Stephens v. Monongahela Bank - 111 U.S. 197 (1884)
U.S. Supreme Court
Stephens v. Monongahela Bank, 111 U.S. 197 (1884)
Stephens v. Monongahela Bank
Argued March 17, 1884
Decided March 31, 1884
111 U.S. 197
The defense of another action pending can only be set up by plea in abatement, and the action below upon the plea is not subject to review. The dictum in Piquignot v. Pennsylvania Railroad, 16 How. 104, cited and approved.
The remedy given by Rev.Stat. § 5198 for the recovery of usurious interest paid to a national bank is exclusive. Barnet v. National Bank, 98 U. S. 555; Farmers' & Mechanics' Bank v. Dearing, 91 U. S. 29, and Driesbach v. National Bank, 104 U. S. 52, cited and approved.
In an action by a national bank against a surety upon a note to recover the amount of the note, the surety has no right to have usurious interest paid by the principal in discounts and renewals of the note applied to the payment of the principal.
This suit was brought by the Monongahela National Bank of Brownsville, Pennsylvania, and judgment was given against Barzilla Stephens, the defendant, for want of a sufficient affidavit of defense. The grounds of defense as set forth in the affidavit were:
1. That another suit was pending in the Court of Common Pleas of Green County, Pennsylvania, between the same parties for the same identical cause of action.
2. That the original of the note in suit was discounted and taken by the bank on the 27th of June, 1871; that the money advanced thereon at the time was only $8,434.65; that the loan was renewed by six subsequent notes, the last being the note in suit; that upon such loan and each of the renewals, the bank "knowingly took, received, reserved, and charged" usurious interest amounting in the aggregate to $3,736.50; that the defendant is only surety for Israel Stephens, the maker of the note, and that the defendant is entitled to set off the amount of the "interest so knowingly taken, received, reserved, and charged by the bank . . . against the money loaned on the original of the note in suit."
3. That the bank had knowingly taken, received, reserved
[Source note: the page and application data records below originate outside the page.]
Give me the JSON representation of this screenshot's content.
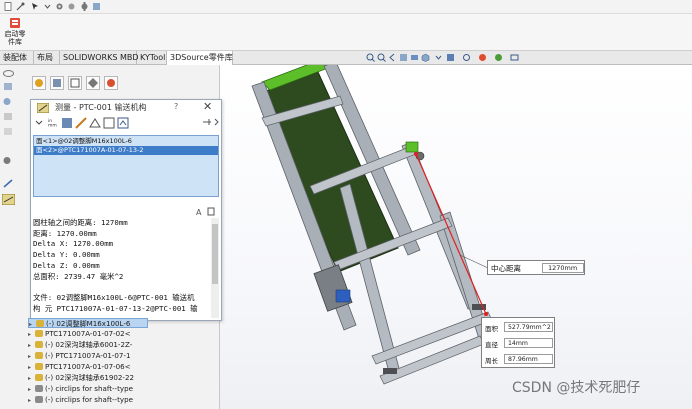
{
  "ribbon": {
    "startup_line1": "启动零",
    "startup_line2": "件库"
  },
  "tabs": [
    {
      "label": "装配体"
    },
    {
      "label": "布局"
    },
    {
      "label": "SOLIDWORKS MBD"
    },
    {
      "label": "KYTool"
    },
    {
      "label": "3DSource零件库"
    }
  ],
  "measure": {
    "title": "测量 - PTC-001 输送机构",
    "help": "?",
    "close": "✕",
    "toolbar_units": "in\nmm",
    "selections": [
      {
        "text": "面<1>@02调整脚M16x100L-6"
      },
      {
        "text": "面<2>@PTC171007A-01-07-13-2"
      }
    ],
    "results": [
      "圆柱轴之间的距离:  1270mm",
      "距离: 1270.00mm",
      "Delta X: 1270.00mm",
      "Delta Y: 0.00mm",
      "Delta Z: 0.00mm",
      "总面积: 2739.47 毫米^2",
      "",
      "文件:  02调整脚M16x100L-6@PTC-001 输送机",
      "构 元   PTC171007A-01-07-13-2@PTC-001 输"
    ]
  },
  "tree": [
    {
      "text": "(-) 02调整脚M16x100L-6",
      "selected": true,
      "color": "#d9b23a"
    },
    {
      "text": "PTC171007A-01-07-02<",
      "selected": false,
      "color": "#d9b23a"
    },
    {
      "text": "(-) 02深沟球轴承6001-2Z-",
      "selected": false,
      "color": "#d9b23a"
    },
    {
      "text": "(-) PTC171007A-01-07-1",
      "selected": false,
      "color": "#d9b23a"
    },
    {
      "text": "PTC171007A-01-07-06<",
      "selected": false,
      "color": "#d9b23a"
    },
    {
      "text": "(-) 02深沟球轴承61902-22",
      "selected": false,
      "color": "#d9b23a"
    },
    {
      "text": "(-) circlips for shaft--type",
      "selected": false,
      "color": "#8a8a8a"
    },
    {
      "text": "(-) circlips for shaft--type",
      "selected": false,
      "color": "#8a8a8a"
    }
  ],
  "callouts": {
    "distance_label": "中心距离",
    "distance_value": "1270mm",
    "area_label": "面积",
    "area_value": "527.79mm^2",
    "diameter_label": "直径",
    "diameter_value": "14mm",
    "perimeter_label": "周长",
    "perimeter_value": "87.96mm"
  },
  "watermark": "CSDN @技术死肥仔",
  "colors": {
    "selection_blue": "#3d7cc9",
    "list_bg": "#cfe3f6",
    "frame_gray": "#8e9399",
    "belt_green": "#2e4a1f",
    "roller_green": "#5cbf2a",
    "measure_line": "#e02020"
  }
}
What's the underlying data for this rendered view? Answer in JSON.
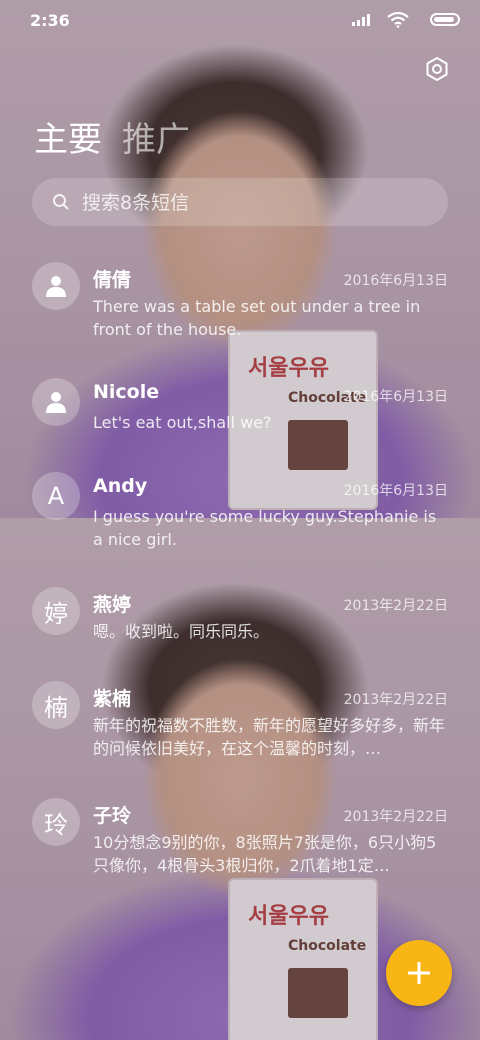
{
  "status_bar": {
    "time": "2:36"
  },
  "header": {
    "tabs": [
      {
        "label": "主要"
      },
      {
        "label": "推广"
      }
    ]
  },
  "search": {
    "placeholder": "搜索8条短信"
  },
  "messages": [
    {
      "avatar": "person-icon",
      "avatar_text": "",
      "name": "倩倩",
      "date": "2016年6月13日",
      "preview": "There was a table set out under a tree in front of the house."
    },
    {
      "avatar": "person-icon",
      "avatar_text": "",
      "name": "Nicole",
      "date": "2016年6月13日",
      "preview": "Let's eat out,shall we?"
    },
    {
      "avatar": "letter",
      "avatar_text": "A",
      "name": "Andy",
      "date": "2016年6月13日",
      "preview": "I guess you're some lucky guy.Stephanie is a nice girl."
    },
    {
      "avatar": "letter",
      "avatar_text": "婷",
      "name": "燕婷",
      "date": "2013年2月22日",
      "preview": "嗯。收到啦。同乐同乐。"
    },
    {
      "avatar": "letter",
      "avatar_text": "楠",
      "name": "紫楠",
      "date": "2013年2月22日",
      "preview": "新年的祝福数不胜数，新年的愿望好多好多，新年的问候依旧美好，在这个温馨的时刻，…"
    },
    {
      "avatar": "letter",
      "avatar_text": "玲",
      "name": "子玲",
      "date": "2013年2月22日",
      "preview": "10分想念9别的你，8张照片7张是你，6只小狗5只像你，4根骨头3根归你，2爪着地1定…"
    }
  ],
  "fab": {
    "icon": "plus-icon"
  },
  "colors": {
    "accent": "#f8b615"
  }
}
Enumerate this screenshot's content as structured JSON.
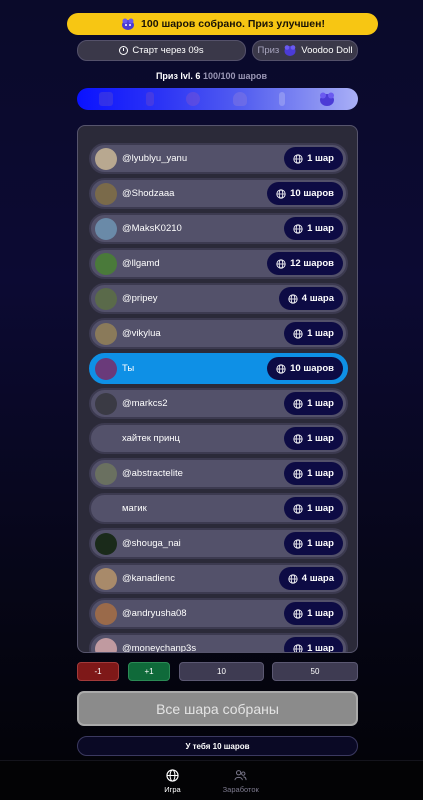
{
  "banner": {
    "text": "100 шаров собрано. Приз улучшен!",
    "icon": "prize-creature-icon"
  },
  "timer": {
    "text": "Старт через 09s",
    "icon": "clock-icon"
  },
  "prize": {
    "label": "Приз",
    "name": "Voodoo Doll",
    "icon": "voodoo-doll-icon"
  },
  "prize_level": {
    "label": "Приз lvl. 6",
    "progress": "100/100 шаров",
    "level": 6,
    "progress_value": 1.0
  },
  "levels": [
    "level-1-icon",
    "level-2-icon",
    "level-3-icon",
    "level-4-icon",
    "level-5-icon",
    "level-6-icon"
  ],
  "players": [
    {
      "name": "@lyublyu_yanu",
      "count": "1 шар",
      "avatar_color": "#b8a890"
    },
    {
      "name": "@Shodzaaa",
      "count": "10 шаров",
      "avatar_color": "#7a6a4a"
    },
    {
      "name": "@MaksK0210",
      "count": "1 шар",
      "avatar_color": "#6a8aa8"
    },
    {
      "name": "@llgamd",
      "count": "12 шаров",
      "avatar_color": "#4a7a3a"
    },
    {
      "name": "@pripey",
      "count": "4 шара",
      "avatar_color": "#5a6a4a"
    },
    {
      "name": "@vikylua",
      "count": "1 шар",
      "avatar_color": "#8a7a5a"
    },
    {
      "name": "Ты",
      "count": "10 шаров",
      "avatar_color": "#6a3a7a",
      "me": true
    },
    {
      "name": "@markcs2",
      "count": "1 шар",
      "avatar_color": "#3a3a44"
    },
    {
      "name": "хайтек принц",
      "count": "1 шар",
      "avatar_color": ""
    },
    {
      "name": "@abstractelite",
      "count": "1 шар",
      "avatar_color": "#6a7060"
    },
    {
      "name": "магик",
      "count": "1 шар",
      "avatar_color": ""
    },
    {
      "name": "@shouga_nai",
      "count": "1 шар",
      "avatar_color": "#1a2a1a"
    },
    {
      "name": "@kanadienc",
      "count": "4 шара",
      "avatar_color": "#a88a6a"
    },
    {
      "name": "@andryusha08",
      "count": "1 шар",
      "avatar_color": "#9a6a4a"
    },
    {
      "name": "@moneychanp3s",
      "count": "1 шар",
      "avatar_color": "#c09aa0"
    }
  ],
  "controls": {
    "minus": "-1",
    "plus": "+1",
    "ten": "10",
    "fifty": "50"
  },
  "collect_button": "Все шара собраны",
  "have_text": "У тебя 10 шаров",
  "nav": [
    {
      "label": "Игра",
      "icon": "globe-icon",
      "active": true
    },
    {
      "label": "Заработок",
      "icon": "users-icon",
      "active": false
    }
  ]
}
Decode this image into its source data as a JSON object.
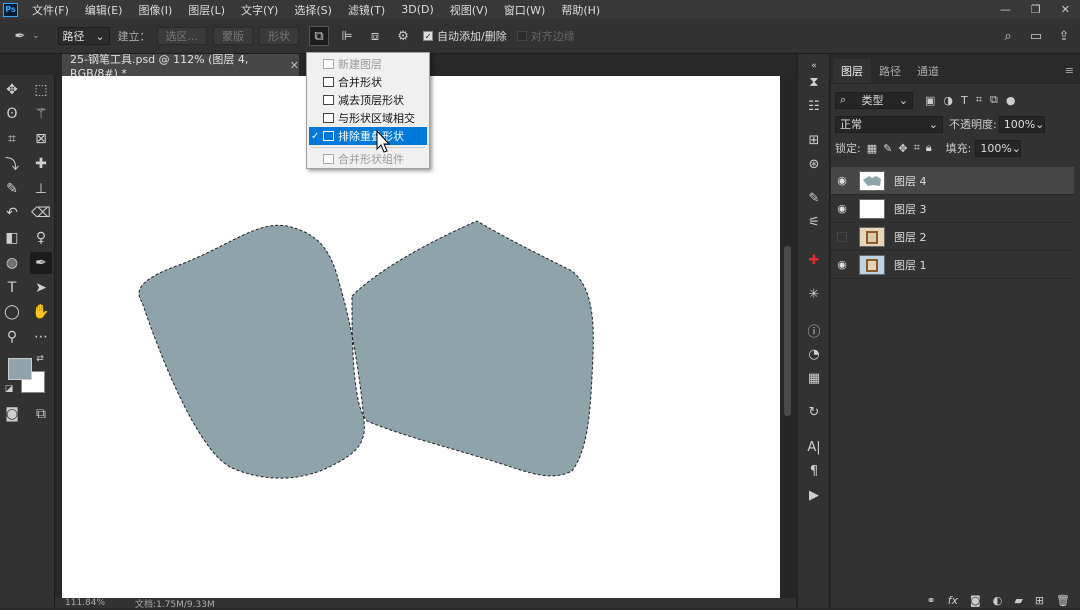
{
  "app": {
    "logo": "Ps"
  },
  "menu": [
    "文件(F)",
    "编辑(E)",
    "图像(I)",
    "图层(L)",
    "文字(Y)",
    "选择(S)",
    "滤镜(T)",
    "3D(D)",
    "视图(V)",
    "窗口(W)",
    "帮助(H)"
  ],
  "options": {
    "mode_value": "路径",
    "make_label": "建立：",
    "selection_btn": "选区...",
    "mask_btn": "蒙版",
    "shape_btn": "形状",
    "auto_add_delete": "自动添加/删除",
    "align_edges": "对齐边缘"
  },
  "document": {
    "tab_title": "25-钢笔工具.psd @ 112% (图层 4, RGB/8#) *",
    "zoom": "111.84%",
    "doc_info": "文档:1.75M/9.33M"
  },
  "path_ops_menu": {
    "items": [
      {
        "label": "新建图层",
        "disabled": true,
        "checked": false
      },
      {
        "label": "合并形状",
        "disabled": false,
        "checked": false
      },
      {
        "label": "减去顶层形状",
        "disabled": false,
        "checked": false
      },
      {
        "label": "与形状区域相交",
        "disabled": false,
        "checked": false
      },
      {
        "label": "排除重叠形状",
        "disabled": false,
        "checked": true,
        "highlighted": true
      },
      {
        "label": "合并形状组件",
        "disabled": true,
        "checked": false
      }
    ]
  },
  "layers_panel": {
    "tabs": [
      "图层",
      "路径",
      "通道"
    ],
    "filter_kind": "类型",
    "blend_mode": "正常",
    "opacity_label": "不透明度:",
    "opacity_value": "100%",
    "lock_label": "锁定:",
    "fill_label": "填充:",
    "fill_value": "100%",
    "layers": [
      {
        "name": "图层 4",
        "visible": true,
        "selected": true
      },
      {
        "name": "图层 3",
        "visible": true,
        "selected": false
      },
      {
        "name": "图层 2",
        "visible": false,
        "selected": false
      },
      {
        "name": "图层 1",
        "visible": true,
        "selected": false
      }
    ]
  },
  "colors": {
    "shape_fill": "#8fa3ab",
    "highlight": "#0078d7",
    "foreground": "#8fa3ab",
    "background": "#ffffff"
  }
}
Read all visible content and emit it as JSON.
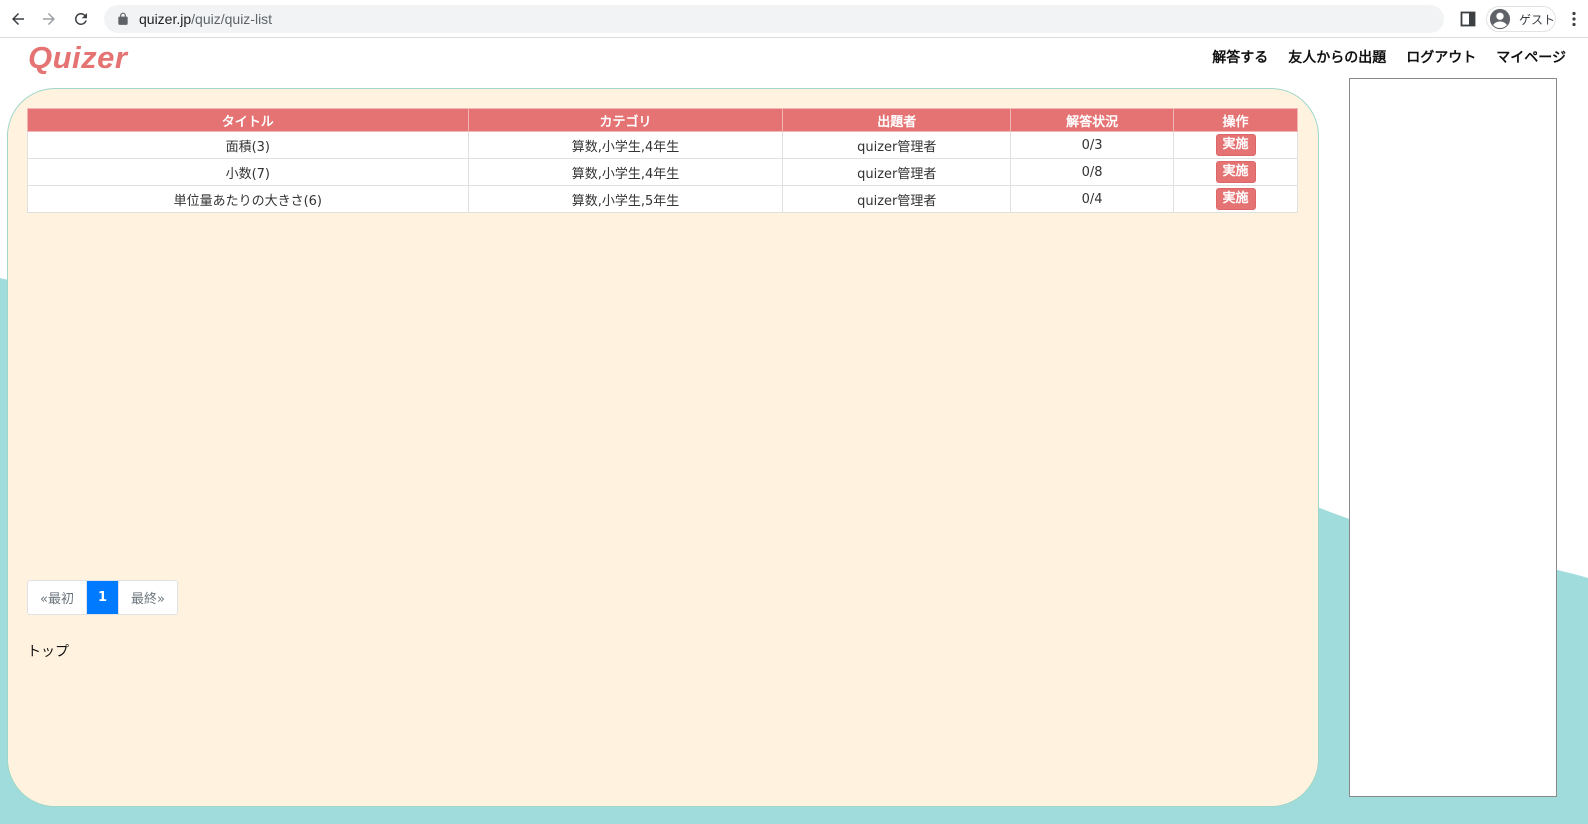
{
  "browser": {
    "url_host": "quizer.jp",
    "url_path": "/quiz/quiz-list",
    "profile_label": "ゲスト"
  },
  "site": {
    "logo": "Quizer",
    "nav": [
      "解答する",
      "友人からの出題",
      "ログアウト",
      "マイページ"
    ]
  },
  "table": {
    "headers": [
      "タイトル",
      "カテゴリ",
      "出題者",
      "解答状況",
      "操作"
    ],
    "rows": [
      {
        "title": "面積(3)",
        "category": "算数,小学生,4年生",
        "author": "quizer管理者",
        "status": "0/3",
        "action": "実施"
      },
      {
        "title": "小数(7)",
        "category": "算数,小学生,4年生",
        "author": "quizer管理者",
        "status": "0/8",
        "action": "実施"
      },
      {
        "title": "単位量あたりの大きさ(6)",
        "category": "算数,小学生,5年生",
        "author": "quizer管理者",
        "status": "0/4",
        "action": "実施"
      }
    ]
  },
  "pagination": {
    "first": "«最初",
    "current": "1",
    "last": "最終»"
  },
  "footer": {
    "top_link": "トップ"
  },
  "colors": {
    "accent": "#e57373",
    "panel_bg": "#fff3e0",
    "wave": "#a0dcdc",
    "active_page": "#007bff"
  }
}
and charged at various times discount and interest, in excess of the amount permitted by its fundamental law on other loans to the principal debtor, amounting in the aggregate to $6,773.10, which was a proper setoff against the claim in this suit.
4. That the paper on which the note sued on was written was signed in blank by the parties thereto when it was taken to the bank for the purposes of renewal; that no one had authority to fill the blanks for anything else than the exact amount due on the original note after deducting all payments, and that it was filled by an officer of the bank for the sum of $9,500 when, in view of the usury taken, less than $6,000 was due.